2. There is something melancholic, almost eerie, about the colors and the texture of the photograph. Can you speak more about that?

I think the main thing about the colors that might resonate with people is that there is a contrast between the warm, closed interior of Lamb House and the cold, dark and empty exterior of the streets. Like Edward Hopper’s Nighthawks, the contrast helps portray a lonely and cold urban image.


3. How is the particularity of the Lamb House essential to this work?

One of the main reasons I suspect why people like the photo to begin with is because it gives people an immediate sense of familiarity. First of all, they might notice the resemblance to Nighthawks, a familiar popular painting. Then they might recognize a sentimental landmark, Lamb House, which in a way represents a longlasting gem that survived through a long period of Lebanon’s troubled recent history. So I think the photo wouldn’t have been so well-received if it weren’t for those two main aspects.
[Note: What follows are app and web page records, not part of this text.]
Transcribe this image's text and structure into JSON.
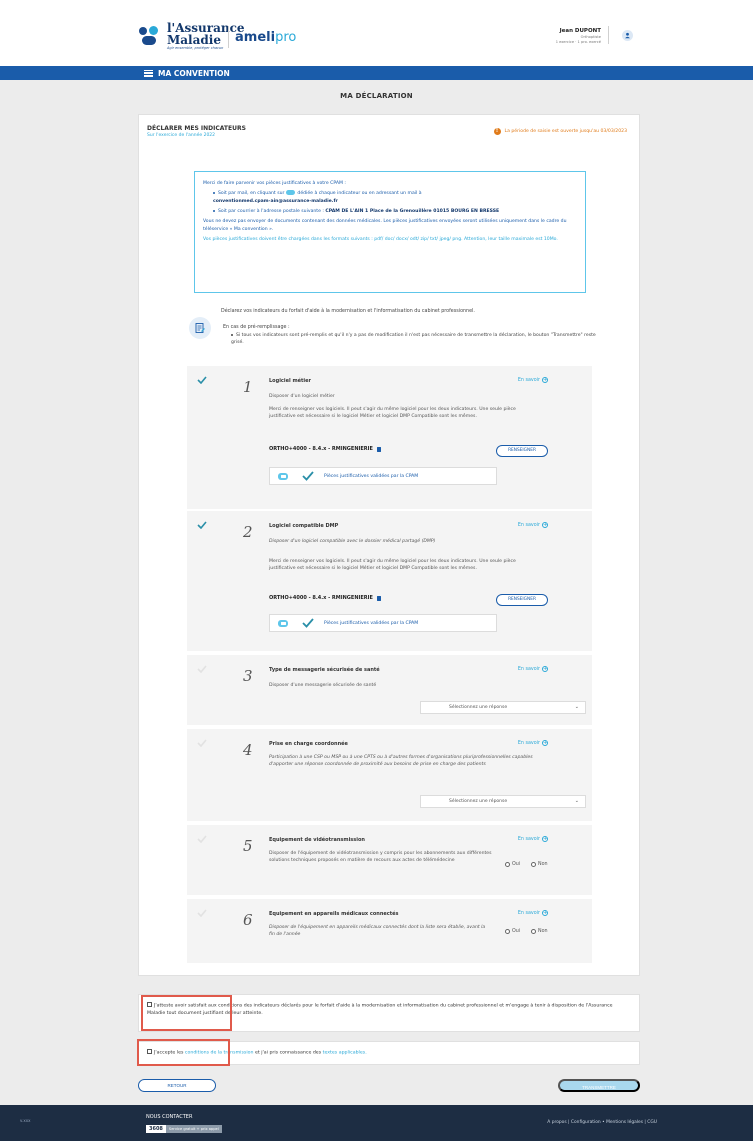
{
  "header": {
    "logo_line1": "l'Assurance",
    "logo_line2": "Maladie",
    "logo_tagline": "Agir ensemble, protéger chacun",
    "brand_ameli": "ameli",
    "brand_pro": "pro",
    "user_name": "Jean DUPONT",
    "user_role": "Orthoptiste",
    "user_extra": "1 exercice · 1 pro. exercé"
  },
  "nav": {
    "title": "MA CONVENTION"
  },
  "page": {
    "title": "MA DÉCLARATION"
  },
  "card": {
    "title": "DÉCLARER MES INDICATEURS",
    "subtitle": "Sur l'exercice de l'année 2022",
    "period_notice": "La période de saisie est ouverte jusqu'au 03/03/2023"
  },
  "info": {
    "intro": "Merci de faire parvenir vos pièces justificatives à votre CPAM :",
    "mail_a": "Soit par mail, en cliquant sur",
    "mail_b": "dédiée à chaque indicateur ou en adressant un mail à",
    "email": "conventionmed.cpam-ain@assurance-maladie.fr",
    "postal_a": "Soit par courrier à l'adresse postale suivante :",
    "postal_addr": "CPAM DE L'AIN 1 Place de la Grenouillère 01015 BOURG EN BRESSE",
    "warning": "Vous ne devez pas envoyer de documents contenant des données médicales. Les pièces justificatives envoyées seront utilisées uniquement dans le cadre du téléservice « Ma convention ».",
    "formats": "Vos pièces justificatives doivent être chargées dans les formats suivants : pdf/ doc/ docx/ odt/ zip/ txt/ jpeg/ png. Attention, leur taille maximale est 10Mo."
  },
  "declare_text": "Déclarez vos indicateurs du forfait d'aide à la modernisation et l'informatisation du cabinet professionnel.",
  "prefill": {
    "title": "En cas de pré-remplissage :",
    "note": "Si tous vos indicateurs sont pré-remplis et qu'il n'y a pas de modification il n'est pas nécessaire de transmettre la déclaration, le bouton \"Transmettre\" reste grisé."
  },
  "labels": {
    "learn_more": "En savoir",
    "fill_in": "RENSEIGNER",
    "validated": "Pièces justificatives validées par la CPAM",
    "select_placeholder": "Sélectionnez une réponse",
    "yes": "Oui",
    "no": "Non"
  },
  "indicators": [
    {
      "num": "1",
      "title": "Logiciel métier",
      "desc": "Disposer d'un logiciel métier",
      "note": "Merci de renseigner vos logiciels. Il peut s'agir du même logiciel pour les deux indicateurs. Une seule pièce justificative est nécessaire si le logiciel Métier et logiciel DMP Compatible sont les mêmes.",
      "software": "ORTHO+4000 - 8.4.x - RMINGENIERIE"
    },
    {
      "num": "2",
      "title": "Logiciel compatible DMP",
      "desc": "Disposer d'un logiciel compatible avec le dossier médical partagé (DMP)",
      "note": "Merci de renseigner vos logiciels. Il peut s'agir du même logiciel pour les deux indicateurs. Une seule pièce justificative est nécessaire si le logiciel Métier et logiciel DMP Compatible sont les mêmes.",
      "software": "ORTHO+4000 - 8.4.x - RMINGENIERIE"
    },
    {
      "num": "3",
      "title": "Type de messagerie sécurisée de santé",
      "desc": "Disposer d'une messagerie sécurisée de santé"
    },
    {
      "num": "4",
      "title": "Prise en charge coordonnée",
      "desc": "Participation à une CSP ou MSP ou à une CPTS ou à d'autres formes d'organisations pluriprofessionnelles capables d'apporter une réponse coordonnée de proximité aux besoins de prise en charge des patients"
    },
    {
      "num": "5",
      "title": "Equipement de vidéotransmission",
      "desc": "Disposer de l'équipement de vidéotransmission y compris pour les abonnements aux différentes solutions techniques proposés en matière de recours aux actes de télémédecine"
    },
    {
      "num": "6",
      "title": "Equipement en appareils médicaux connectés",
      "desc": "Disposer de l'équipement en appareils médicaux connectés dont la liste sera établie, avant la fin de l'année"
    }
  ],
  "agreements": {
    "attest": "J'atteste avoir satisfait aux conditions des indicateurs déclarés pour le forfait d'aide à la modernisation et informatisation du cabinet professionnel et m'engage à tenir à disposition de l'Assurance Maladie tout document justifiant de leur atteinte.",
    "accept_a": "J'accepte les",
    "accept_link1": "conditions de la transmission",
    "accept_b": "et j'ai pris connaissance des",
    "accept_link2": "textes applicables."
  },
  "buttons": {
    "back": "RETOUR",
    "submit": "TRANSMETTRE"
  },
  "footer": {
    "left": "v.xxx",
    "contact": "NOUS CONTACTER",
    "phone": "3608",
    "phone_tag": "Service gratuit + prix appel",
    "links": "A propos | Configuration  •  Mentions légales | CGU"
  },
  "colors": {
    "primary": "#1a5caa",
    "accent": "#2aa9d8",
    "warning": "#e07b1a",
    "highlight": "#e05a4b"
  }
}
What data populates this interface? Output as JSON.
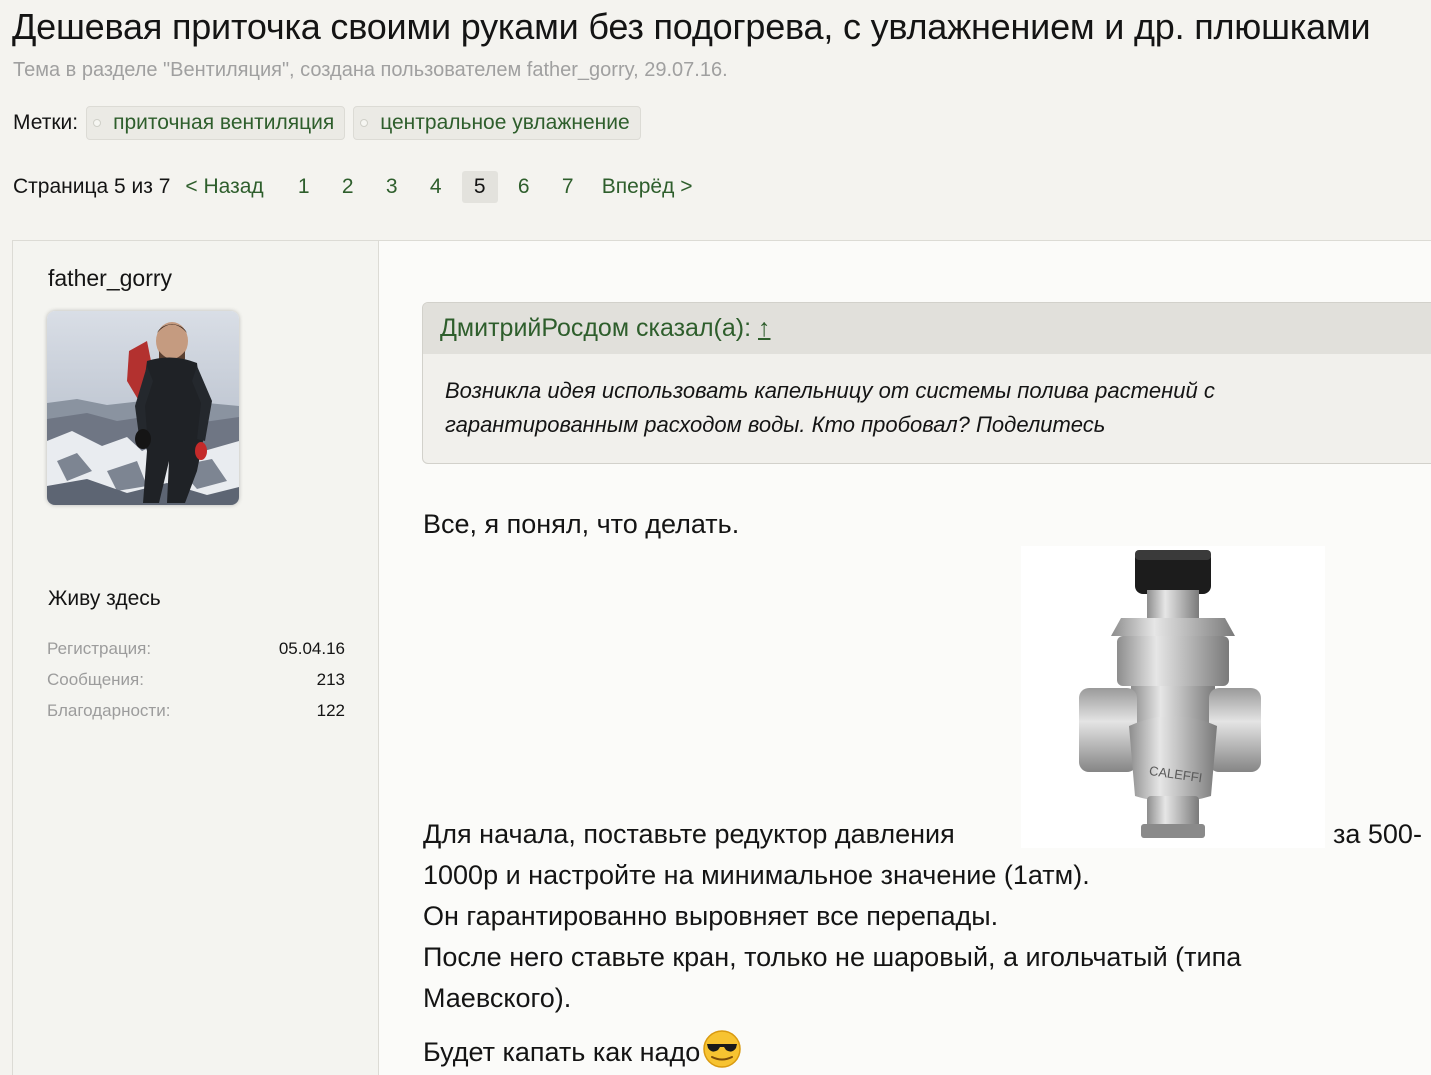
{
  "header": {
    "title": "Дешевая приточка своими руками без подогрева, с увлажнением и др. плюшками",
    "subtitle": "Тема в разделе \"Вентиляция\", создана пользователем father_gorry, 29.07.16."
  },
  "tags": {
    "label": "Метки:",
    "items": [
      "приточная вентиляция",
      "центральное увлажнение"
    ]
  },
  "pagination": {
    "info": "Страница 5 из 7",
    "prev": "< Назад",
    "pages": [
      "1",
      "2",
      "3",
      "4",
      "5",
      "6",
      "7"
    ],
    "current": "5",
    "next": "Вперёд >"
  },
  "post": {
    "username": "father_gorry",
    "user_title": "Живу здесь",
    "stats": [
      {
        "label": "Регистрация:",
        "value": "05.04.16"
      },
      {
        "label": "Сообщения:",
        "value": "213"
      },
      {
        "label": "Благодарности:",
        "value": "122"
      }
    ],
    "quote": {
      "author": "ДмитрийРосдом сказал(а):",
      "arrow": "↑",
      "lines": [
        "Возникла идея использовать капельницу от системы полива растений с",
        "гарантированным расходом воды. Кто пробовал? Поделитесь"
      ]
    },
    "message": {
      "intro": "Все, я понял, что делать.",
      "line1_start": "Для начала, поставьте редуктор давления",
      "line1_end": "за 500-",
      "line2": "1000р и настройте на минимальное значение (1атм).",
      "line3": "Он гарантированно выровняет все перепады.",
      "line4": "После него ставьте кран, только не шаровый, а игольчатый (типа",
      "line5": "Маевского).",
      "line6": "Будет капать как надо"
    }
  },
  "colors": {
    "link": "#2e5e2c",
    "background": "#f4f3ef",
    "muted": "#a0a0a0"
  }
}
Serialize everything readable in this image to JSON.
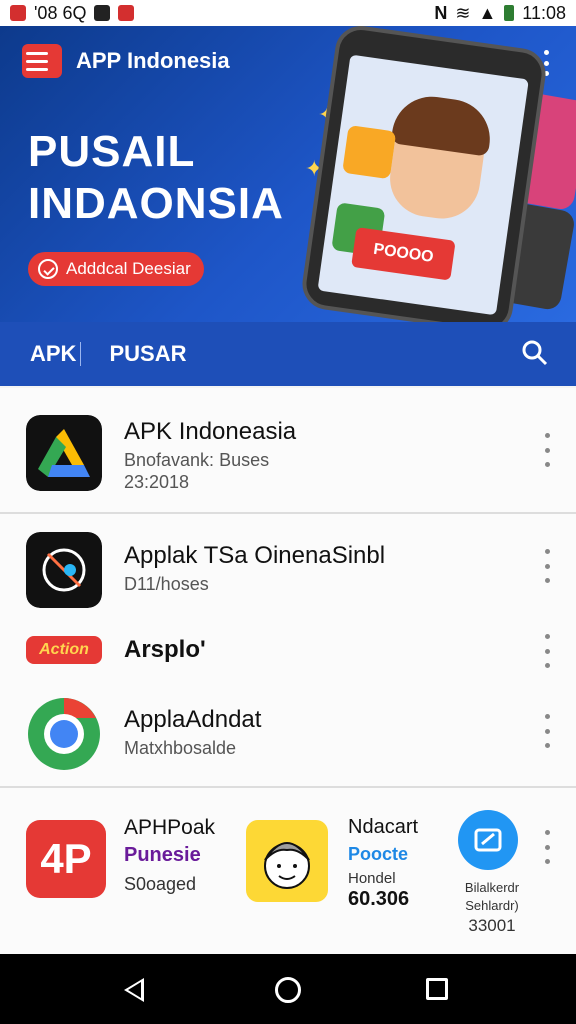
{
  "status_bar": {
    "left_text": "'08 6Q",
    "time": "11:08"
  },
  "app_bar": {
    "title": "APP Indonesia"
  },
  "hero": {
    "title_line1": "PUSAIL",
    "title_line2": "INDAONSIA",
    "cta_label": "Adddcal Deesiar",
    "phone_banner": "POOOO"
  },
  "tabs": {
    "tab1": "APK",
    "tab2": "PUSAR"
  },
  "list": {
    "items": [
      {
        "title": "APK Indoneasia",
        "subtitle": "Bnofavank: Buses",
        "meta": "23:2018"
      },
      {
        "title": "Applak TSa OinenaSinbl",
        "subtitle": "D11/hoses"
      },
      {
        "title": "Arsplo'",
        "badge": "Action"
      },
      {
        "title": "ApplaAdndat",
        "subtitle": "Matxhbosalde"
      }
    ],
    "grid": [
      {
        "title": "APHPoak",
        "subtitle": "Punesie",
        "meta": "S0oaged",
        "icon_text": "4P"
      },
      {
        "title": "Ndacart",
        "subtitle": "Poocte",
        "meta": "Hondel",
        "value": "60.306"
      },
      {
        "title": "Bilalkerdr",
        "subtitle": "Sehlardr)",
        "meta": "33001"
      }
    ]
  },
  "colors": {
    "brand_red": "#e53935",
    "brand_blue": "#1e4fb8"
  }
}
4. Do you see this work as a product of a particularly troubled moment in Lebanon?

I don’t see it as a product of the crisis we’re all going through in Lebanon, per se, but I think it maybe succeeds in capturing the lonely, dark cityscape that Lebanon has become– with so many people having left the country with a city left behind covered in darkness from the electricity crisis.


5. When you say, "I definitely can’t say it was calculated to be so strikingly similar, I just took the photo with the painting as a reference from memory,” how does this idea play out in your other work as, for example, a filmmaker/videographer who uses similar faculties/skills in capturing images within a frame? In other words, perhaps you can tell us more about these subconscious referencing and framing choices. And hence, how might the "cinematic" play a role in your photography?

I'm not too sure if there is a unique correlation that my cinematographic background has in photography compared to how other photographers approach their work, but generally whenever I take an image, my main objective is to try and capture some sort of story– whether it's a moment with some character or a scene that carries a mood. I admit that I generally find photography more difficult than video since you don't have the luxury of movement and time to make your image engaging, but it poses a nice challenge, nonetheless.